Despite great progress in Human Immunodeficiency Virus (HIV) treatments, AIDS remains one of the greatest global health threats with millions continuing to be infected every year. The ultimate goal would be to develop a vaccine that prevents HIV in the first place. A new research suggests that a vaccine regimen that first primes the immune system and then boosts it to increase the response could ultimately prove to be the strategy for protecting against the HIV infection.
During the study, non-human primates (NHP) were first given an adenovirus serotype 26 (Ad26) vectored vaccine to prime the immune system, and then a boost of a purified HIV envelope protein intended to enhance the immune system over time. The study findings suggested that the investigational 'prime-boost' vaccine regimen provided complete protection to non-human primates from becoming infected with simian immunodeficiency virus (SIV), a virus similar to HIV that infects the primates. These results have now encouraged researchers to study the efficacy of the vaccine on a human study that is currently enrolling 400 volunteers in the US and Rwanda, with sites in South Africa, Uganda and Thailand opening soon.

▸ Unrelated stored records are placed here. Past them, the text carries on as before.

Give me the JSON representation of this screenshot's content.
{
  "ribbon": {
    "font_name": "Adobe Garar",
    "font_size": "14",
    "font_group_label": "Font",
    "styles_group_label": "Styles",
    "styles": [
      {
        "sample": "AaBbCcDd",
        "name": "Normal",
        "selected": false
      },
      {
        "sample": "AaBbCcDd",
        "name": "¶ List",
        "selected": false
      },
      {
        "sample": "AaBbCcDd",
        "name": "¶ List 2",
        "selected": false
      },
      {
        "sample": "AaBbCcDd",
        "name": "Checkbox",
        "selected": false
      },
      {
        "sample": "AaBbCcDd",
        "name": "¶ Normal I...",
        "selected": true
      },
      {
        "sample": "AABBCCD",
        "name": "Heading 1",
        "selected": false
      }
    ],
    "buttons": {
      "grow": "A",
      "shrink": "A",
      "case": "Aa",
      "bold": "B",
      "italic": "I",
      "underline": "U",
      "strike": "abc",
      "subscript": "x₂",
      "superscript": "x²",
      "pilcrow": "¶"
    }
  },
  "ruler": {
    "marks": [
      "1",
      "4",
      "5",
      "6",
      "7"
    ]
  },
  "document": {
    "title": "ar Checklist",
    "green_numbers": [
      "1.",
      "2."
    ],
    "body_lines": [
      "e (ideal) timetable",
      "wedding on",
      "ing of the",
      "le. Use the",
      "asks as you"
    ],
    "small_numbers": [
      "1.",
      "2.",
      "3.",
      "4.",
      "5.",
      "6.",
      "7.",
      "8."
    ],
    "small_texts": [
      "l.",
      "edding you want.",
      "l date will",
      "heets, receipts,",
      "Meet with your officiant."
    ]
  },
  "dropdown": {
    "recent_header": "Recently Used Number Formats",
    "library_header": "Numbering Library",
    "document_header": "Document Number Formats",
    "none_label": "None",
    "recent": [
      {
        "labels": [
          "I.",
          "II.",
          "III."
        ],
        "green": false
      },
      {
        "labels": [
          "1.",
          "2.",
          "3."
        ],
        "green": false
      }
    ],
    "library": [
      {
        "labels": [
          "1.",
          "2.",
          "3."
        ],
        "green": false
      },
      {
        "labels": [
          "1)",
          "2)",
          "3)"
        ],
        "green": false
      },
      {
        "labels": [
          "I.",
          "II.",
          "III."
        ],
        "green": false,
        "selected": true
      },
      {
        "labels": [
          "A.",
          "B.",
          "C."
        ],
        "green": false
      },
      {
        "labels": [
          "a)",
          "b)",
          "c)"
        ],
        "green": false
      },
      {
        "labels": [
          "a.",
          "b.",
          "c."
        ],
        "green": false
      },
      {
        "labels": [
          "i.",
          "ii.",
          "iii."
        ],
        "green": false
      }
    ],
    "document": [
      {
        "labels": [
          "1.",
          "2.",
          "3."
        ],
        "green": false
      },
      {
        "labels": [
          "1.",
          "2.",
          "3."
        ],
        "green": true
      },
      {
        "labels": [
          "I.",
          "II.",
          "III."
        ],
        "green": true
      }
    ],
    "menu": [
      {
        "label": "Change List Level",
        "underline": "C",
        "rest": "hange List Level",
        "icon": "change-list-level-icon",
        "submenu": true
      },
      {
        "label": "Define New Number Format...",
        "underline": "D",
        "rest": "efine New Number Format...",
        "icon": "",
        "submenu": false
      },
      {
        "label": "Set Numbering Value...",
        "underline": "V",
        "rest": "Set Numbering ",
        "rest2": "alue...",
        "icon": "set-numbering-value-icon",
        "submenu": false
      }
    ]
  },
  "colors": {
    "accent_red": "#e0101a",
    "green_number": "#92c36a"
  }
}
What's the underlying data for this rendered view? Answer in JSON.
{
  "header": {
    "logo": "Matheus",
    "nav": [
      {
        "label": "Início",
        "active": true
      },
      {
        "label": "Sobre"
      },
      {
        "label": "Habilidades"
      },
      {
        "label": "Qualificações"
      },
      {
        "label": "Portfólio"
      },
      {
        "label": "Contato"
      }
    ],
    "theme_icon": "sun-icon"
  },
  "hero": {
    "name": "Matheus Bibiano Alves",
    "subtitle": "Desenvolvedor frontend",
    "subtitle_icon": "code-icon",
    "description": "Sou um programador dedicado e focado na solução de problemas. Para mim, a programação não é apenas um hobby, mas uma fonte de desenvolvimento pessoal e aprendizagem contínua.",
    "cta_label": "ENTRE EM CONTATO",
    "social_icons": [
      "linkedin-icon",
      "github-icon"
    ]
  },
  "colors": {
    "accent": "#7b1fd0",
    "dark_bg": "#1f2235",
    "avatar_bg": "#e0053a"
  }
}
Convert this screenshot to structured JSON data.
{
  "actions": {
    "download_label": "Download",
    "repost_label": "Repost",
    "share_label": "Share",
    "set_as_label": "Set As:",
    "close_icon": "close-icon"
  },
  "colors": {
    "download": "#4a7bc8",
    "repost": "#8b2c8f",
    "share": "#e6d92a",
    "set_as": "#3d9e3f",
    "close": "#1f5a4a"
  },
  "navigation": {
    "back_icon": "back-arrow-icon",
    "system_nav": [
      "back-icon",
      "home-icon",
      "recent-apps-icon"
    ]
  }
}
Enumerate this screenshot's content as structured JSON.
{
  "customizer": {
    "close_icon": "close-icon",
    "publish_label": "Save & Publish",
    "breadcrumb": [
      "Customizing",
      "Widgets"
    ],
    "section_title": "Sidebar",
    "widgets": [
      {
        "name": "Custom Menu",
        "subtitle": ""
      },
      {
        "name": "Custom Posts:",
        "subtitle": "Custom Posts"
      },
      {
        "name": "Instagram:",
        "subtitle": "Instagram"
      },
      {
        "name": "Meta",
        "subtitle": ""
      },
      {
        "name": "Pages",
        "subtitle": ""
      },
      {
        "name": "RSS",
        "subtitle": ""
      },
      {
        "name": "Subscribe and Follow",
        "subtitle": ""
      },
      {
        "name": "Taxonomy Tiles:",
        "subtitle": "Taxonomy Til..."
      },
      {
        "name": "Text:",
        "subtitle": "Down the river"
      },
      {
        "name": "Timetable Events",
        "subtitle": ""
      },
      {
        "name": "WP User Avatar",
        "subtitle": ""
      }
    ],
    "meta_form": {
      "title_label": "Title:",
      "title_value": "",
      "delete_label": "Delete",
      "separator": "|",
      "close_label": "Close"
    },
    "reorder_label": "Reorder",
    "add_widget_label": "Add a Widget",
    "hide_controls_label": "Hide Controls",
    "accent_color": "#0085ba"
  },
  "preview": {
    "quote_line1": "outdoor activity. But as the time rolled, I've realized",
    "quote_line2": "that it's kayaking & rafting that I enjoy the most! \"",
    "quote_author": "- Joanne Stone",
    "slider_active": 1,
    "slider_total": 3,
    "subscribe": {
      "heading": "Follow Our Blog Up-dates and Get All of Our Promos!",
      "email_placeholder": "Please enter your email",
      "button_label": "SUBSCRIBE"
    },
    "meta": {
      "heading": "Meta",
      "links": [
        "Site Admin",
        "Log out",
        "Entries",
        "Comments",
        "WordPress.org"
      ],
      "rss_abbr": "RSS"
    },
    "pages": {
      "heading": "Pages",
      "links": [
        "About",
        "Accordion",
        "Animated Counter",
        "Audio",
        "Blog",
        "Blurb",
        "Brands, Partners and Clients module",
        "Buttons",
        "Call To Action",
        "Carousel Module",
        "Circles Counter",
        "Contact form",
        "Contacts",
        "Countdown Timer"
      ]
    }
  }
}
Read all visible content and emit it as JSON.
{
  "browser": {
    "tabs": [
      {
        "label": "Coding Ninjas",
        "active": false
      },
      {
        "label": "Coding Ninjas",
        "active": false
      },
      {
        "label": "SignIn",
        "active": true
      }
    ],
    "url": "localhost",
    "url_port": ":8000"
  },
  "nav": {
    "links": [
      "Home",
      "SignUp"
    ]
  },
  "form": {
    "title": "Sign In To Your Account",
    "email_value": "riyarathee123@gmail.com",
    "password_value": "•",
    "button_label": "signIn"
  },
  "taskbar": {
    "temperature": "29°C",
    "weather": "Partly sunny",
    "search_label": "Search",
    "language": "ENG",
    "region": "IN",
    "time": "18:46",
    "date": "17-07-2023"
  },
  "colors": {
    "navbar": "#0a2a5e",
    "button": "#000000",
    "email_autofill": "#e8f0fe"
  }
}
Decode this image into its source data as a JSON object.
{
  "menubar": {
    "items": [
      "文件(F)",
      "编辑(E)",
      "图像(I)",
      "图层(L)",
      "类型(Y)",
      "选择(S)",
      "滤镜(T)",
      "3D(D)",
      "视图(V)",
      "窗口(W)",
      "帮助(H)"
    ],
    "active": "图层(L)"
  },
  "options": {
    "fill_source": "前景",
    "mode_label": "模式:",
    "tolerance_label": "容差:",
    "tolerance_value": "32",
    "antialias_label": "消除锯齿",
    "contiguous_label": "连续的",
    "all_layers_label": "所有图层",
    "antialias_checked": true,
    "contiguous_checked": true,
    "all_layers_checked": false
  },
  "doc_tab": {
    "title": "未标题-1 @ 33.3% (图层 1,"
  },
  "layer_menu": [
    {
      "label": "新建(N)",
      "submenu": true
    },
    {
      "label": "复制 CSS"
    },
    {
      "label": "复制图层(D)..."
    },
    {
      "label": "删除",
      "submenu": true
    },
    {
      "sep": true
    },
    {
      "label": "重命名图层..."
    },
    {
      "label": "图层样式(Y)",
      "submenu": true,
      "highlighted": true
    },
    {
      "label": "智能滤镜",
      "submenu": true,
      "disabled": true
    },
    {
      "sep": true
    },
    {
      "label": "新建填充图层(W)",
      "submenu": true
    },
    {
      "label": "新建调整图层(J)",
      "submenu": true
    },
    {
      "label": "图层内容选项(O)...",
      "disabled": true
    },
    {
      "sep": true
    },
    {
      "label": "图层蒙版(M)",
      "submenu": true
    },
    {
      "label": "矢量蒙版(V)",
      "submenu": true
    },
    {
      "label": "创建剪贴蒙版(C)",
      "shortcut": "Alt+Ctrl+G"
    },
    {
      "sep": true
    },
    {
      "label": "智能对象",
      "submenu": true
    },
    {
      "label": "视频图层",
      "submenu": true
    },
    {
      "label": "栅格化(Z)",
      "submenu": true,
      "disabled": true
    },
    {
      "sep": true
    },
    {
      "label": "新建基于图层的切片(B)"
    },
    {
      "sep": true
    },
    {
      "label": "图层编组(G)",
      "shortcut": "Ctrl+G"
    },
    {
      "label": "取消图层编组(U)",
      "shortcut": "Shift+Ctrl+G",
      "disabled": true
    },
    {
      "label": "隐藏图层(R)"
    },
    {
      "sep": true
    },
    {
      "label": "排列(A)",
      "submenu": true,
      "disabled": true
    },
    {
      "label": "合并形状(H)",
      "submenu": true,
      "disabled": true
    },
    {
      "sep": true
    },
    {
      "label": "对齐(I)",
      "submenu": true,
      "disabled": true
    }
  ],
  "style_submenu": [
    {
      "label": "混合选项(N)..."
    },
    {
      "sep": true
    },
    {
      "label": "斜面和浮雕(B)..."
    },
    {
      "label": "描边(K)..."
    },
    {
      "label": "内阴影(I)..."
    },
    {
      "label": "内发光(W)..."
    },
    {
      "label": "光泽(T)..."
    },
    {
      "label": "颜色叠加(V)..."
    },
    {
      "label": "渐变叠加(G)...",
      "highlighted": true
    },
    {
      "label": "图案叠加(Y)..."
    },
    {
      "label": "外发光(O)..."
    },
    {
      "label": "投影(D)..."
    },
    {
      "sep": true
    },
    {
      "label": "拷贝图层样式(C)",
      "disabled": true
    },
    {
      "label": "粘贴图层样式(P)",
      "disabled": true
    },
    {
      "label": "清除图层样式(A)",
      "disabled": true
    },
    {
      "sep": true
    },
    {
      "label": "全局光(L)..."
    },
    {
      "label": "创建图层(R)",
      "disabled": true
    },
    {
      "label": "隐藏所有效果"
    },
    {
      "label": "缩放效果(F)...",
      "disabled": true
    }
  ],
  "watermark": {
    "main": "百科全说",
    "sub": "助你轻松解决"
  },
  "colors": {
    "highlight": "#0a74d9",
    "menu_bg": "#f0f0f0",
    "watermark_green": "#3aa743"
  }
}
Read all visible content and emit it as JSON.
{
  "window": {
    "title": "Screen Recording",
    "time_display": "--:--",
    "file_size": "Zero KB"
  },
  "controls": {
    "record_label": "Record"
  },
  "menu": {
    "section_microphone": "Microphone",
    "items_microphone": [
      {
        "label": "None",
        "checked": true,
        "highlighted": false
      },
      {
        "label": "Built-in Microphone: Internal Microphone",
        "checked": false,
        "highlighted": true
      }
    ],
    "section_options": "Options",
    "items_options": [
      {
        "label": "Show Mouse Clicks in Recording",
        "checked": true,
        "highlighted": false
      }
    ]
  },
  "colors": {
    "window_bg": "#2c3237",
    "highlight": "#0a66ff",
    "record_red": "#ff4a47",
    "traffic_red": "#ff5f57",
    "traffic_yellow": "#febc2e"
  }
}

Lead author Dan Barouch, professor of medicine at the Harvard Medical School, said, "We are very encouraged by the results of this preclinical HIV vaccine study, and the findings lead to a clear path forward for evaluating this HIV vaccine candidate in humans. This approach is intended to increase both the magnitude of the immune response and the overall protection against subsequent viral challenge."
The study appears online in Science.